Youth Groups To Be Focus of New Carnegie Research
In an attempt to expand on what little is known about youth groups, a new task force formed by the Carnegie Corporation of New York has launched a two-year study of the effectiveness and potential of programs that serve young adolescents.
Formed as part of the Carnegie Council on Adolescent Development, the new Task Force on Youth Development and Community Programs will gather information on such organizations as the Boy Scouts, Girl Scouts, the ywca, and 4-H Clubs. An estimated 30 million youths are involved in the activities of such nationwide youth groups each year.
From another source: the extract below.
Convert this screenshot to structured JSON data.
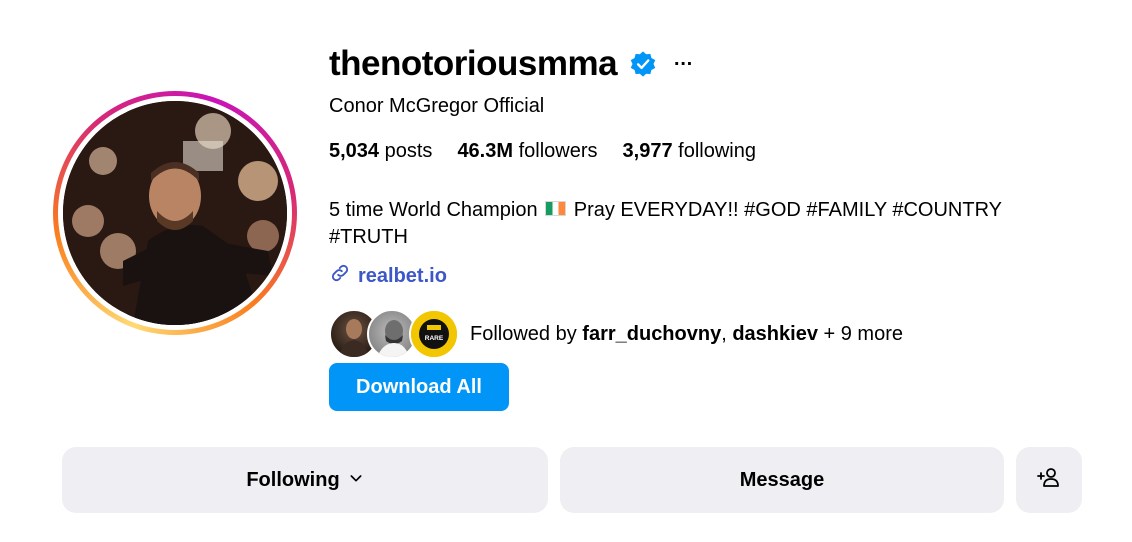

The 26-member task force will also examine youth programs offered by local public and private institutions, including parks, museums, libraries, adult-service clubs, senior citizens' groups, community organizations, churches, and synagogues.
"America's youth organizations rank second only to the public schools in the number of young people they serve each year," David A. Hamburg, the president of the Carnegie Corporation, said last week in a statement announcing the task force's creation.
"Yet," he added, "little has been written that documents what these groups actually do, and even less attention has been directed toward assessing the effectiveness of their current work or analyzing their potential for constructive social change."
Jane Quinn, the project's director and a former national program director of the Girls Clubs of America, said the task force met on May 24 for the first time and mapped out a two-year research plan.
A final report--with recommendations related to policy, funding, and new programs--is scheduled to be released in May 1992.
Specifically, Ms. Quinn said, the task force plans to examine the availability and scope of neighborhood-based services for all adolescents, paying particular attention to those youngsters living in high-risk environments.
Among other goals, the panel hopes to gather information on how teenagers spend their time outside of school, on funding for youth organizations, and on how other countries approach youth development and education.
The panel is also expected to expand on an issue touched on in last year's Carnegie council report on middle schools and adolescent development: the increasingly complex relationship between youth-oriented community agencies and the public schools.
James Comer, a professor of child psychiatry at Yale University, will serve as a co-chairman of the task force. Dr. Comer has written extensively on the role of the community in school reform, as well as on the needs of minority and disadvantaged youths.
Wilma Tisch, a former president of the Federation of Jewish Philanthropies, will be the panel's other co-chairman. Ms. Tisch is the chairman of the board of the WNYC Foundation, which operates the city's public radio stations, and a board member of the United Way of New York City.
The other 24 members of the task force are:
Philip Coltoff, executive director of the Children's Aid Society; Jane Delgado, president and chief executive officer of the National Coalition of Hispanic Health and Human Services Organizations; Joy Dryfoos, author of Adolescents-at-Risk: Prevalence and Prevention; Judith B. Erickson, research manager of the Indiana Youth Institute; Arthur S. Flemming, chairman of the national health-care campaign for the National Education Association; John W. Gardner, a professor of public service at Stanford University.
U.S. Representative William H. Gray 3rd, Democrat of Pennsylvania; C. Anne Harvey, director of program and field services for the American Association of Retired Persons; the Rev. Thomas J. Harvey, executive director of Catholic Charities U.S.A.; Leah Hoopfer, deputy administrator of the 4-H Extension Service; David S. Liederman, executive director of the Child Welfare League of America; Dagmar McGill, associate executive director of Big Brothers/Big Sisters of America.
Milbrey McLaughlin, director of the Teacher Context Center and an assistant professor of education at Stanford University; Thomas W. Payzant, superintendent of schools in San Diego; Mayor Federico Pena of Denver; Karen Pittman, director of the adolescent-pregnancy-prevention division of the Children's Defense Fund; Hugh Price, vice president of the Rockefeller Foundation; Stephanie G. Robinson, director of education and career development for the National Urban League.
Christen G. Smith, executive director of the American Association for Leisure and Recreation; the Rev. Kenneth B. Smith, president of the Chicago Theological Seminary; Marta Tienda, assistant director of the Population Research Center and a sociology professor at the University of Chicago; Judith Torney-Purta, a professor of human development at the University of Maryland, College Park; Jo Uehara, assistant vice president of government relations of Independent Sector; and Roberta van der Voort, executive director of the United Way of Seattle/King County.
Vol. 09, Issue 38